**WHAT IS NEEDED:** Each entry that follows should be given again word for word; please leave out its pictures.

--- TASK DATA ---

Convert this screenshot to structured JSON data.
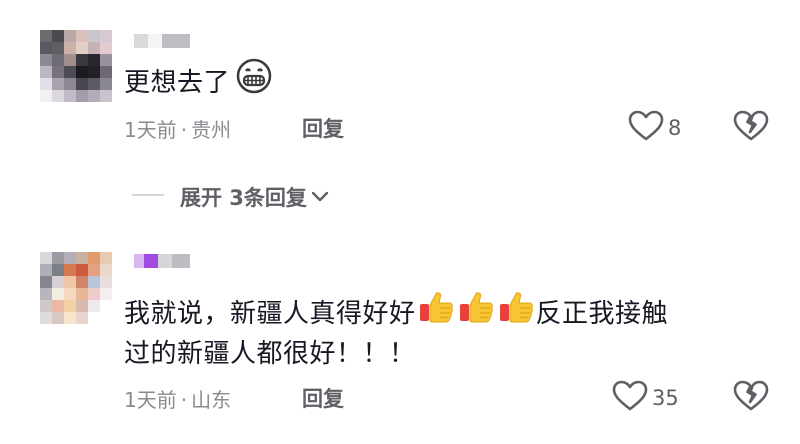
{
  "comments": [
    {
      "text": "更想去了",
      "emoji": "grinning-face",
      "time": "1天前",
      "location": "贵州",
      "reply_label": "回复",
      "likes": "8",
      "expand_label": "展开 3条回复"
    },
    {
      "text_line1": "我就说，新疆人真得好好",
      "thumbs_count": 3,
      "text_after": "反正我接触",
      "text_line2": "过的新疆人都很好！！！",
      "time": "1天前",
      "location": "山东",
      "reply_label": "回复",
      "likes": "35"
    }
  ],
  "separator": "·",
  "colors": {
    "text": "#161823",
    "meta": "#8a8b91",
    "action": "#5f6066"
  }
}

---

**ANSWER AREA:**
Convert this screenshot to structured JSON data.
{
  "comments": [
    {
      "text": "更想去了",
      "emoji": "grinning-face",
      "time": "1天前",
      "location": "贵州",
      "reply_label": "回复",
      "likes": "8",
      "expand_label": "展开 3条回复"
    },
    {
      "text_line1": "我就说，新疆人真得好好",
      "thumbs_count": 3,
      "text_after": "反正我接触",
      "text_line2": "过的新疆人都很好！！！",
      "time": "1天前",
      "location": "山东",
      "reply_label": "回复",
      "likes": "35"
    }
  ],
  "separator": "·",
  "colors": {
    "text": "#161823",
    "meta": "#8a8b91",
    "action": "#5f6066"
  }
}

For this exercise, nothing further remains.